[Activity]
Retype the whole listing that follows so that it matches the original exactly.

[Source data]

--- START ---

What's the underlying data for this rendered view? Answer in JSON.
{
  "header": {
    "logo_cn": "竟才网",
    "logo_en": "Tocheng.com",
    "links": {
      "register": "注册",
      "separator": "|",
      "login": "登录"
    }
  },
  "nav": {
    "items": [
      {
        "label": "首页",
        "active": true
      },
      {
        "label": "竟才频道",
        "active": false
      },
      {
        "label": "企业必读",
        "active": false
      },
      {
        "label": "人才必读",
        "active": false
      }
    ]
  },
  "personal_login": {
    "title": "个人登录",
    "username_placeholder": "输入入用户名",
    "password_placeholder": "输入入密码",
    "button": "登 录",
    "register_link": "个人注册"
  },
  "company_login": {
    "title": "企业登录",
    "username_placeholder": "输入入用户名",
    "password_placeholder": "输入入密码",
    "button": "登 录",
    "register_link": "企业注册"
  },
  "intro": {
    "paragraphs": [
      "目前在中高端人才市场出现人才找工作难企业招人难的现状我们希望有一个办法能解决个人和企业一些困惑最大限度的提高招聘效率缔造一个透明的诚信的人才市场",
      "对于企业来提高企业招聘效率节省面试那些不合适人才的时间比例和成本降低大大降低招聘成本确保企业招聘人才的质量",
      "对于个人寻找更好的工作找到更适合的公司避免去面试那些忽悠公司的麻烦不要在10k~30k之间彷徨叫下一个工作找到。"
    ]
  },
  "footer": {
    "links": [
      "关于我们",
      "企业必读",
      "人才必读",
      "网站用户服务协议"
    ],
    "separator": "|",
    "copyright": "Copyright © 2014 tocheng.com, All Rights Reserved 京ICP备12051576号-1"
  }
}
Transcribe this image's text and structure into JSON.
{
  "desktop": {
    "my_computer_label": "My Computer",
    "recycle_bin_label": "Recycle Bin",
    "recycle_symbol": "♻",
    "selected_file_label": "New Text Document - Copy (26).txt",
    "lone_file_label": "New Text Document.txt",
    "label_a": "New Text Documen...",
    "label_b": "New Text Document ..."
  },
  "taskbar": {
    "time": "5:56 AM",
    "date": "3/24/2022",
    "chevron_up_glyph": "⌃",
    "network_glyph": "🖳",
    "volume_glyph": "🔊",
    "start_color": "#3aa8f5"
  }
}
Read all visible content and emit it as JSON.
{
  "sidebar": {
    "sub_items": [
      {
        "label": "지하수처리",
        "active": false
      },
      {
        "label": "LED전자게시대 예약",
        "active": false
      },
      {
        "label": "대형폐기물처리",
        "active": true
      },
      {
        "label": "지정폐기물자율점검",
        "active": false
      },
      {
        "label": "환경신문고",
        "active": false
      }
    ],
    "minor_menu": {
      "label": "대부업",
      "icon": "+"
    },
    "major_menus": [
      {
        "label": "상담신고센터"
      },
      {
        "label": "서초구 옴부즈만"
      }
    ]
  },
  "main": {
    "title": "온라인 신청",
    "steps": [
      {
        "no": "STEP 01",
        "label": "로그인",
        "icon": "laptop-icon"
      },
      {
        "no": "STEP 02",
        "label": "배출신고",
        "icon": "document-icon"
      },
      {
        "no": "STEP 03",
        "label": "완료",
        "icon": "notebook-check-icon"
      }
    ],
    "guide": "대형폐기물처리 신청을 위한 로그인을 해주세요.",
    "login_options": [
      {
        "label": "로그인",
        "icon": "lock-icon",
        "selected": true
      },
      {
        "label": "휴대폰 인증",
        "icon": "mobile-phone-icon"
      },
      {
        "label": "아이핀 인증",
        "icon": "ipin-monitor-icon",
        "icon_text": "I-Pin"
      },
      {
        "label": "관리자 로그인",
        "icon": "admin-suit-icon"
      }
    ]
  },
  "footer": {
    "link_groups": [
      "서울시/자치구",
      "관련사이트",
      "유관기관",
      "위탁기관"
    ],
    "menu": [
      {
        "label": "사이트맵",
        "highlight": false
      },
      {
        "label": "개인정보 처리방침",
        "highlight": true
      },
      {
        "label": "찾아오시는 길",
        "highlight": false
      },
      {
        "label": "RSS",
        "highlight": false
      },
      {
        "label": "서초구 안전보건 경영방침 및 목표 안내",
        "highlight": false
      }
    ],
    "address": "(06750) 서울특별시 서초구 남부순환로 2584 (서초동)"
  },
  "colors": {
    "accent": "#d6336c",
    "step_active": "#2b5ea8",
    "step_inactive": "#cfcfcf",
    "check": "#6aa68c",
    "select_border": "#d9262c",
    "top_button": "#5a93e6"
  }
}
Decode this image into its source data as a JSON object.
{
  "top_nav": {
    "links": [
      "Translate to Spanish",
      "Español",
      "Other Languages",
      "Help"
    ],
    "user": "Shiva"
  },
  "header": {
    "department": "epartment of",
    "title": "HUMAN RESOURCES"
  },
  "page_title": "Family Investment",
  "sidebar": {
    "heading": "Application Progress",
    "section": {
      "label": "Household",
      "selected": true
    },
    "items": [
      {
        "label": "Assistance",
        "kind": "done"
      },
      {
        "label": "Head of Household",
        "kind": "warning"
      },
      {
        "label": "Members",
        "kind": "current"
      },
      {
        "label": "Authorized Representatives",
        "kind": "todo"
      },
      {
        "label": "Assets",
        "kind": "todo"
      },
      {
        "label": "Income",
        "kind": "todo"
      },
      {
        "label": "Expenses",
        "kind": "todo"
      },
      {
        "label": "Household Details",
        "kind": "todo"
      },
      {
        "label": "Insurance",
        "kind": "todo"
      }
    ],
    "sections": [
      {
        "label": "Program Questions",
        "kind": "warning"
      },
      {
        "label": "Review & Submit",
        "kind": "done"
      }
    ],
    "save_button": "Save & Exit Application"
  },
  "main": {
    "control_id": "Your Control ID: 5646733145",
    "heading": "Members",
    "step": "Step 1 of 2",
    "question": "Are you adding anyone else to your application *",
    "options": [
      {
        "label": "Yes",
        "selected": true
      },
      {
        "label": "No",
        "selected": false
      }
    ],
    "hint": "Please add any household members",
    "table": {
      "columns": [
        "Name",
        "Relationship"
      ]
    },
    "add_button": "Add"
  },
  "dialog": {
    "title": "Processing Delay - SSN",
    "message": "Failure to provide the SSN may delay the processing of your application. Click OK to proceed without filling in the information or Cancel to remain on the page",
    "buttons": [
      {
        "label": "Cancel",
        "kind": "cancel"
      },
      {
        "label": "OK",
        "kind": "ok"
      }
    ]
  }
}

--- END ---

[Exercise output]
What's the underlying data for this rendered view? Answer in JSON.
{
  "header": {
    "logo_cn": "竟才网",
    "logo_en": "Tocheng.com",
    "links": {
      "register": "注册",
      "separator": "|",
      "login": "登录"
    }
  },
  "nav": {
    "items": [
      {
        "label": "首页",
        "active": true
      },
      {
        "label": "竟才频道",
        "active": false
      },
      {
        "label": "企业必读",
        "active": false
      },
      {
        "label": "人才必读",
        "active": false
      }
    ]
  },
  "personal_login": {
    "title": "个人登录",
    "username_placeholder": "输入入用户名",
    "password_placeholder": "输入入密码",
    "button": "登 录",
    "register_link": "个人注册"
  },
  "company_login": {
    "title": "企业登录",
    "username_placeholder": "输入入用户名",
    "password_placeholder": "输入入密码",
    "button": "登 录",
    "register_link": "企业注册"
  },
  "intro": {
    "paragraphs": [
      "目前在中高端人才市场出现人才找工作难企业招人难的现状我们希望有一个办法能解决个人和企业一些困惑最大限度的提高招聘效率缔造一个透明的诚信的人才市场",
      "对于企业来提高企业招聘效率节省面试那些不合适人才的时间比例和成本降低大大降低招聘成本确保企业招聘人才的质量",
      "对于个人寻找更好的工作找到更适合的公司避免去面试那些忽悠公司的麻烦不要在10k~30k之间彷徨叫下一个工作找到。"
    ]
  },
  "footer": {
    "links": [
      "关于我们",
      "企业必读",
      "人才必读",
      "网站用户服务协议"
    ],
    "separator": "|",
    "copyright": "Copyright © 2014 tocheng.com, All Rights Reserved 京ICP备12051576号-1"
  }
}
Transcribe this image's text and structure into JSON.
{
  "desktop": {
    "my_computer_label": "My Computer",
    "recycle_bin_label": "Recycle Bin",
    "recycle_symbol": "♻",
    "selected_file_label": "New Text Document - Copy (26).txt",
    "lone_file_label": "New Text Document.txt",
    "label_a": "New Text Documen...",
    "label_b": "New Text Document ..."
  },
  "taskbar": {
    "time": "5:56 AM",
    "date": "3/24/2022",
    "chevron_up_glyph": "⌃",
    "network_glyph": "🖳",
    "volume_glyph": "🔊",
    "start_color": "#3aa8f5"
  }
}
Read all visible content and emit it as JSON.
{
  "sidebar": {
    "sub_items": [
      {
        "label": "지하수처리",
        "active": false
      },
      {
        "label": "LED전자게시대 예약",
        "active": false
      },
      {
        "label": "대형폐기물처리",
        "active": true
      },
      {
        "label": "지정폐기물자율점검",
        "active": false
      },
      {
        "label": "환경신문고",
        "active": false
      }
    ],
    "minor_menu": {
      "label": "대부업",
      "icon": "+"
    },
    "major_menus": [
      {
        "label": "상담신고센터"
      },
      {
        "label": "서초구 옴부즈만"
      }
    ]
  },
  "main": {
    "title": "온라인 신청",
    "steps": [
      {
        "no": "STEP 01",
        "label": "로그인",
        "icon": "laptop-icon"
      },
      {
        "no": "STEP 02",
        "label": "배출신고",
        "icon": "document-icon"
      },
      {
        "no": "STEP 03",
        "label": "완료",
        "icon": "notebook-check-icon"
      }
    ],
    "guide": "대형폐기물처리 신청을 위한 로그인을 해주세요.",
    "login_options": [
      {
        "label": "로그인",
        "icon": "lock-icon",
        "selected": true
      },
      {
        "label": "휴대폰 인증",
        "icon": "mobile-phone-icon"
      },
      {
        "label": "아이핀 인증",
        "icon": "ipin-monitor-icon",
        "icon_text": "I-Pin"
      },
      {
        "label": "관리자 로그인",
        "icon": "admin-suit-icon"
      }
    ]
  },
  "footer": {
    "link_groups": [
      "서울시/자치구",
      "관련사이트",
      "유관기관",
      "위탁기관"
    ],
    "menu": [
      {
        "label": "사이트맵",
        "highlight": false
      },
      {
        "label": "개인정보 처리방침",
        "highlight": true
      },
      {
        "label": "찾아오시는 길",
        "highlight": false
      },
      {
        "label": "RSS",
        "highlight": false
      },
      {
        "label": "서초구 안전보건 경영방침 및 목표 안내",
        "highlight": false
      }
    ],
    "address": "(06750) 서울특별시 서초구 남부순환로 2584 (서초동)"
  },
  "colors": {
    "accent": "#d6336c",
    "step_active": "#2b5ea8",
    "step_inactive": "#cfcfcf",
    "check": "#6aa68c",
    "select_border": "#d9262c",
    "top_button": "#5a93e6"
  }
}
Decode this image into its source data as a JSON object.
{
  "top_nav": {
    "links": [
      "Translate to Spanish",
      "Español",
      "Other Languages",
      "Help"
    ],
    "user": "Shiva"
  },
  "header": {
    "department": "epartment of",
    "title": "HUMAN RESOURCES"
  },
  "page_title": "Family Investment",
  "sidebar": {
    "heading": "Application Progress",
    "section": {
      "label": "Household",
      "selected": true
    },
    "items": [
      {
        "label": "Assistance",
        "kind": "done"
      },
      {
        "label": "Head of Household",
        "kind": "warning"
      },
      {
        "label": "Members",
        "kind": "current"
      },
      {
        "label": "Authorized Representatives",
        "kind": "todo"
      },
      {
        "label": "Assets",
        "kind": "todo"
      },
      {
        "label": "Income",
        "kind": "todo"
      },
      {
        "label": "Expenses",
        "kind": "todo"
      },
      {
        "label": "Household Details",
        "kind": "todo"
      },
      {
        "label": "Insurance",
        "kind": "todo"
      }
    ],
    "sections": [
      {
        "label": "Program Questions",
        "kind": "warning"
      },
      {
        "label": "Review & Submit",
        "kind": "done"
      }
    ],
    "save_button": "Save & Exit Application"
  },
  "main": {
    "control_id": "Your Control ID: 5646733145",
    "heading": "Members",
    "step": "Step 1 of 2",
    "question": "Are you adding anyone else to your application *",
    "options": [
      {
        "label": "Yes",
        "selected": true
      },
      {
        "label": "No",
        "selected": false
      }
    ],
    "hint": "Please add any household members",
    "table": {
      "columns": [
        "Name",
        "Relationship"
      ]
    },
    "add_button": "Add"
  },
  "dialog": {
    "title": "Processing Delay - SSN",
    "message": "Failure to provide the SSN may delay the processing of your application. Click OK to proceed without filling in the information or Cancel to remain on the page",
    "buttons": [
      {
        "label": "Cancel",
        "kind": "cancel"
      },
      {
        "label": "OK",
        "kind": "ok"
      }
    ]
  }
}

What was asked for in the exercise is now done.